December 15, 2009

The European Union's top economic enforcer has urged the Greek Prime Minister to deliver "concrete measures" to fix the country's budgetary chaos.
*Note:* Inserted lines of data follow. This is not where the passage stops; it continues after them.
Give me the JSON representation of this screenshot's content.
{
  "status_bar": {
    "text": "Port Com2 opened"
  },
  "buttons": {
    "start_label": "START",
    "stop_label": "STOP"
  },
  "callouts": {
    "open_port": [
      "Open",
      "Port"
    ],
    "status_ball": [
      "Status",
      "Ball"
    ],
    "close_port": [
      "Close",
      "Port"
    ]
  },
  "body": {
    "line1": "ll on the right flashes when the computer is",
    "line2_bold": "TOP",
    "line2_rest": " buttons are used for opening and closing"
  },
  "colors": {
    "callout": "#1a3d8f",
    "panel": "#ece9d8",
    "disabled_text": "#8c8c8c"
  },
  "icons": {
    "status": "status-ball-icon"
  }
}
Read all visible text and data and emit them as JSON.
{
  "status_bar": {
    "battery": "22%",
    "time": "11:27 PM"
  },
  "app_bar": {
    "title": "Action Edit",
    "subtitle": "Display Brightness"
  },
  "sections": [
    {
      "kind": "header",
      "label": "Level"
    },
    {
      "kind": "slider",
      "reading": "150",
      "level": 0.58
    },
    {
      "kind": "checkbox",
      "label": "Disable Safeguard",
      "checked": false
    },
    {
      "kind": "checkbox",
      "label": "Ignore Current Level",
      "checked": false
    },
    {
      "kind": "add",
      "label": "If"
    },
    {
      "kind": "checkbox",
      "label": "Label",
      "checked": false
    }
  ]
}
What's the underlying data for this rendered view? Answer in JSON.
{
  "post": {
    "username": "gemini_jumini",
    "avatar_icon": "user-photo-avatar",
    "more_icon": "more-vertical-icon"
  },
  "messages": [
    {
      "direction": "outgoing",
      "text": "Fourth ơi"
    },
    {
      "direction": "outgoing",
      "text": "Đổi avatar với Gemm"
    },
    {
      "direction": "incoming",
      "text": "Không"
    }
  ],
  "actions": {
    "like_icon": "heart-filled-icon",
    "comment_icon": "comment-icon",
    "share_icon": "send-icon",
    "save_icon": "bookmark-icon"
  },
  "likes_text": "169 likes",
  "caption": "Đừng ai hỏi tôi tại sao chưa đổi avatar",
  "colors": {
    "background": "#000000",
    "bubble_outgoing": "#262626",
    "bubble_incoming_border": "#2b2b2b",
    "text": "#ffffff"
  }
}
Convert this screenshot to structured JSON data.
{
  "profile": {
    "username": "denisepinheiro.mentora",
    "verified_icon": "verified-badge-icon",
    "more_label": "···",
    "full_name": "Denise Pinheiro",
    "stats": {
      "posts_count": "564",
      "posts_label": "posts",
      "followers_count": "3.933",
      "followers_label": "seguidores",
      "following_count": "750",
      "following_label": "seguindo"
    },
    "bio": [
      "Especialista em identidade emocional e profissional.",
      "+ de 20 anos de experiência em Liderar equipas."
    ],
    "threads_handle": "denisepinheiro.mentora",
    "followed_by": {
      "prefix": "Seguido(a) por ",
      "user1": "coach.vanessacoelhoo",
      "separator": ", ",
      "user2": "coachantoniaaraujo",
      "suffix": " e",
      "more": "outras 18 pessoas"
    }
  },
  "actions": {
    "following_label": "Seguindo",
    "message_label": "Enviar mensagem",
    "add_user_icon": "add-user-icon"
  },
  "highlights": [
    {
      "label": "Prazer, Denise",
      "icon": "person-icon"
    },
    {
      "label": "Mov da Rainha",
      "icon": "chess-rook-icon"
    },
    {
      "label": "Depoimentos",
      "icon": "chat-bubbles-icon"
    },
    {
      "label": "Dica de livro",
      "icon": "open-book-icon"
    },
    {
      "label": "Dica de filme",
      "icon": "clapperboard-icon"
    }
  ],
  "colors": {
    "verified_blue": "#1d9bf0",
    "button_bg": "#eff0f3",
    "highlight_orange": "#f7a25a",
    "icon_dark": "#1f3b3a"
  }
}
However, he welcomed the Greek premier’s call for austerity measures.

illustration combining a Greek flag and image of a falling stock market graph
Greece's public finances have spiralled out of control in recent monthsImage: AP / DW-Fotomontage

The EU's Economic and Monetary Affairs Commissioner Joaquin Almunia said on Tuesday that Greek Prime Minister George Papandreou's call for an austere budget and the restoration of the public finances was "a step in the right direction."

"We take note of the Greek government's commitment, as reiterated yesterday evening by Prime Minister (George) Papandreou, to cut public deficits and reduce government debt,” Almunia said.

However, he called on Greece to come forward with concrete proposals on how to clean up its finances in the course of January.

On Monday night, Papandreou called on all citizens to participate in rebuilding the economy, saying the country had "lost every trace of credibility." Over the next four years, Greece would reduce its current deficit of 12.7 per cent of gross domestic product (GDP) to less than 3 per cent, the prime minister said.

A file photo of George Papandreou
Papandreou is under pressure to take concrete action to bring the deficit in line with EU rulesImage: picture-alliance/ dpa

That is the level to which eurozone governments are meant to keep, under the rules which created the single currency.

Greece is a founder member of the eurozone, but its public finances have spiralled out of control in recent months, leading to fears of a default which could undermine the EU's common currency.

Deputy Finance Minister Filippos Sachinidis last week confirmed that the country was more than 300 billion euros ($440 billion) in the red, telling the parliament in Athens it was the largest public debt in the country's history.

A week ago, Almunia said in a statement that the commission would "continue to monitor the situation in Greece very closely" in the hope of forestalling financial meltdown.

"A difficult situation in one euro-area member state is a matter of common concern for the euro area as a whole," he said.

Editor: Trinity Hartman